Sift through the material below and return the lines with "screenshot".

Information given

+ + + +

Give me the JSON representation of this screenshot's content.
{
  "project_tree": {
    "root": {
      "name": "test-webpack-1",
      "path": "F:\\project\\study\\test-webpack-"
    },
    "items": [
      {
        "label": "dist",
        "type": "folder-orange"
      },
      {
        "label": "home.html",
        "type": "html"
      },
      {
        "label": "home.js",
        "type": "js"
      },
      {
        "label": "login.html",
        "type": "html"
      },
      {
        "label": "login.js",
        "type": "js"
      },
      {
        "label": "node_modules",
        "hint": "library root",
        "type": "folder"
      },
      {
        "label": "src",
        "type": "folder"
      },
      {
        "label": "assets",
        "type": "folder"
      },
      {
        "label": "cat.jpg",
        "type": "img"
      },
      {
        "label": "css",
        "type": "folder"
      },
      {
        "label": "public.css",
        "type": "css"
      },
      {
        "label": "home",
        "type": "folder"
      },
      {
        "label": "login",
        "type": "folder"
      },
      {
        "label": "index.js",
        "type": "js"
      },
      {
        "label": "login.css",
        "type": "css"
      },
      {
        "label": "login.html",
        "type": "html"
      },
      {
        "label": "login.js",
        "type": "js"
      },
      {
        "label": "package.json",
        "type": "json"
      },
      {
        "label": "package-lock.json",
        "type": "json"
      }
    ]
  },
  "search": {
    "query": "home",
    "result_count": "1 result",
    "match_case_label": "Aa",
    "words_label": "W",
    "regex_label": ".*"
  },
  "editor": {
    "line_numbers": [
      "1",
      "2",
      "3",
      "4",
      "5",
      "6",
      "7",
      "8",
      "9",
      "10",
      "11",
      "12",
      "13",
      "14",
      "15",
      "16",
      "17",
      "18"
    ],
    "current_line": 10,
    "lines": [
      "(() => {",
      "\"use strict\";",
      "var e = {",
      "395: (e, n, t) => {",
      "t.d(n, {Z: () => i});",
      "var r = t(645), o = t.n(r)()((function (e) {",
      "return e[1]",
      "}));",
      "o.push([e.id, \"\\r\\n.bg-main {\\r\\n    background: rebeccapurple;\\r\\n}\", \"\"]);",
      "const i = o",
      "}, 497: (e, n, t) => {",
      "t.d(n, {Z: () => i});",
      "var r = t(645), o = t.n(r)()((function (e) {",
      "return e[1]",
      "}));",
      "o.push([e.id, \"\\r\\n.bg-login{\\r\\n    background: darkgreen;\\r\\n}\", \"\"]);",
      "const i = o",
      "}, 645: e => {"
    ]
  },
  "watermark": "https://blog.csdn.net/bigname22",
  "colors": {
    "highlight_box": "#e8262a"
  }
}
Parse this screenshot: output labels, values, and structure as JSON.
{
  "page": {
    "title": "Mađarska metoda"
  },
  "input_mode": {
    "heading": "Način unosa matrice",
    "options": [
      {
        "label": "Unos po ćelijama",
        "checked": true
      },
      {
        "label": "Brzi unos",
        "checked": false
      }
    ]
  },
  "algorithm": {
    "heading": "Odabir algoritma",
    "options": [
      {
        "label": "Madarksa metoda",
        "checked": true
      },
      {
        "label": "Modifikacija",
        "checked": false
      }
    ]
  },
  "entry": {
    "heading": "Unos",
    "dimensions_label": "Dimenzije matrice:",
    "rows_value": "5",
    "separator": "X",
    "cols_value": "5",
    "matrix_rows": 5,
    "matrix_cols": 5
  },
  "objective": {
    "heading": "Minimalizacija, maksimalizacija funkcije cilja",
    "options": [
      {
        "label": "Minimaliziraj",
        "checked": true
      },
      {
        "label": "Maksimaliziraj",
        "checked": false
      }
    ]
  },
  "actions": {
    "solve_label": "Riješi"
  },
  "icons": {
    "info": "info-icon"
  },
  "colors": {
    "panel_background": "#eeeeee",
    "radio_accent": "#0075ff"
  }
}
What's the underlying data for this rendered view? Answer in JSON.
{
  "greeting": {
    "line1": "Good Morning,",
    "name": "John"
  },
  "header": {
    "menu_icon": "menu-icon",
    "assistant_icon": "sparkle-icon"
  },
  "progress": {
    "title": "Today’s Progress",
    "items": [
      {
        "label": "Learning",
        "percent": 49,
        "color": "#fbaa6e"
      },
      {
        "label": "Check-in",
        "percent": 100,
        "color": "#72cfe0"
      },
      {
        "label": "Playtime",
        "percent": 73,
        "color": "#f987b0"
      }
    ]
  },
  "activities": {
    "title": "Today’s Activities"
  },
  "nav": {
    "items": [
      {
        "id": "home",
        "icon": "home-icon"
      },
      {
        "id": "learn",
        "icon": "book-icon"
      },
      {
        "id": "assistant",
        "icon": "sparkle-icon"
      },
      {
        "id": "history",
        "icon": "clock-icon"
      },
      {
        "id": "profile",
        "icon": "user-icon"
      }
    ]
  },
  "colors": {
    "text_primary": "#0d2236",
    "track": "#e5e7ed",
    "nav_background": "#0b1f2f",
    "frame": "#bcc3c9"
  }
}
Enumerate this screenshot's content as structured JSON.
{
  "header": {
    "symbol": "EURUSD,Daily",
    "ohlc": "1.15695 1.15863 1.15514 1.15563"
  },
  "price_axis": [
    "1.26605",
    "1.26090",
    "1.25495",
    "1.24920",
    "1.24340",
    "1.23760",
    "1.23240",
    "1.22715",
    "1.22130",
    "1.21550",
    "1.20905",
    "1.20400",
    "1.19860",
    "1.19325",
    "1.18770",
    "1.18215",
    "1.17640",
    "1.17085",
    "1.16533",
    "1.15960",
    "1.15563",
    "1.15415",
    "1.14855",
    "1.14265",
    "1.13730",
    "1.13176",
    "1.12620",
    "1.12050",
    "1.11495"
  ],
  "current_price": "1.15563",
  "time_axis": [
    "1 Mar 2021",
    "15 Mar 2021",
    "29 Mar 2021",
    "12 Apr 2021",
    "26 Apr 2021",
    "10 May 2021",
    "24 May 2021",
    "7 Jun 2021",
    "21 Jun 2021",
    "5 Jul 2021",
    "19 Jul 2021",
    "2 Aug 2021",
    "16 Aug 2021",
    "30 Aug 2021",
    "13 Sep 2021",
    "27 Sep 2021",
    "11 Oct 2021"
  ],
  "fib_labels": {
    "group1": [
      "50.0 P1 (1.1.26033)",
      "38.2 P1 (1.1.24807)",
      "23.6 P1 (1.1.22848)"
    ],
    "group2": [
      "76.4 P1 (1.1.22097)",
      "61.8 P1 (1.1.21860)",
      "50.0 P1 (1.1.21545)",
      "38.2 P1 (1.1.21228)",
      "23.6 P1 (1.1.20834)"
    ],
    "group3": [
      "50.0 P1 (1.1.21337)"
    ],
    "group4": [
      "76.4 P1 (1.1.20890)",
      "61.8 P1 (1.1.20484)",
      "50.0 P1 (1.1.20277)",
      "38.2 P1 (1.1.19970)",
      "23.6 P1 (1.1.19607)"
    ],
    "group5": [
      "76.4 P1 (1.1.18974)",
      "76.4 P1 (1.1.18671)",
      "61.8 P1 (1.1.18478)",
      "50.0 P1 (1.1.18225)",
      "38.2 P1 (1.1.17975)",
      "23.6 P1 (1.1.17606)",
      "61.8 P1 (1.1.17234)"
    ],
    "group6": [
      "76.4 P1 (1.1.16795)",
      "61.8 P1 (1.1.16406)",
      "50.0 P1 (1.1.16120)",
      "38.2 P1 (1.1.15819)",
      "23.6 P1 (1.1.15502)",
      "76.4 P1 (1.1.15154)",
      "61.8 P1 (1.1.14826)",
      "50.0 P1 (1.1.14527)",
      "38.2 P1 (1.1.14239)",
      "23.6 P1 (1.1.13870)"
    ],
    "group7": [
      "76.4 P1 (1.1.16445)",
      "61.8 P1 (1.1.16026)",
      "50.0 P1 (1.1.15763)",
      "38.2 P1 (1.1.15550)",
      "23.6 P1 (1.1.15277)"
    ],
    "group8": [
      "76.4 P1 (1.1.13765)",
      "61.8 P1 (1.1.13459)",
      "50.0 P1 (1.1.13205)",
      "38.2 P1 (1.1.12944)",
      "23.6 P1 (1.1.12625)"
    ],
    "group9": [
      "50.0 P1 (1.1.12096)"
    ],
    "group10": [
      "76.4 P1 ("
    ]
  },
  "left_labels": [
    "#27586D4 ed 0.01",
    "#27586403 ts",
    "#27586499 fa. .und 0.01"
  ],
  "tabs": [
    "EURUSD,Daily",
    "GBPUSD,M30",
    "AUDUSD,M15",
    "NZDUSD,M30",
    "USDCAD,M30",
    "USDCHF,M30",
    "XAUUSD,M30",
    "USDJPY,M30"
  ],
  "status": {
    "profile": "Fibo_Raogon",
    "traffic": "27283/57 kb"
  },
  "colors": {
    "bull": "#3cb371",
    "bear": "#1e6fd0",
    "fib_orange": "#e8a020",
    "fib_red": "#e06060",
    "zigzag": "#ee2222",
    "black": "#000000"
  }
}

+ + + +

Task result
Give me the JSON representation of this screenshot's content.
Parse this screenshot: output labels, values, and structure as JSON.
Enumerate this screenshot's content as structured JSON.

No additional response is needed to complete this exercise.